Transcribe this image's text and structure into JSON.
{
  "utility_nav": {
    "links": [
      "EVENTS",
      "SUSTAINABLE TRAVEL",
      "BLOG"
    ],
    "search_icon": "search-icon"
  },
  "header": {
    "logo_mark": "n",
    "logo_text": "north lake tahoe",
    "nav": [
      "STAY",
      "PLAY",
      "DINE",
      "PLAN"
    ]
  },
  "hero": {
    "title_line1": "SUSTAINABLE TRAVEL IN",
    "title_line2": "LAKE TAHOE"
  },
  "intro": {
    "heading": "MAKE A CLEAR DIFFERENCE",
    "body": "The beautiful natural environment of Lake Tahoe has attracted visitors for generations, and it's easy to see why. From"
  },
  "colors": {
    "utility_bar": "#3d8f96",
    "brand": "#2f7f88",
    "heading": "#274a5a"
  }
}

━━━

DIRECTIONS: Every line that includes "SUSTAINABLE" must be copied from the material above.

TASK RESPONSE:
      "SUSTAINABLE TRAVEL",
    "title_line1": "SUSTAINABLE TRAVEL IN",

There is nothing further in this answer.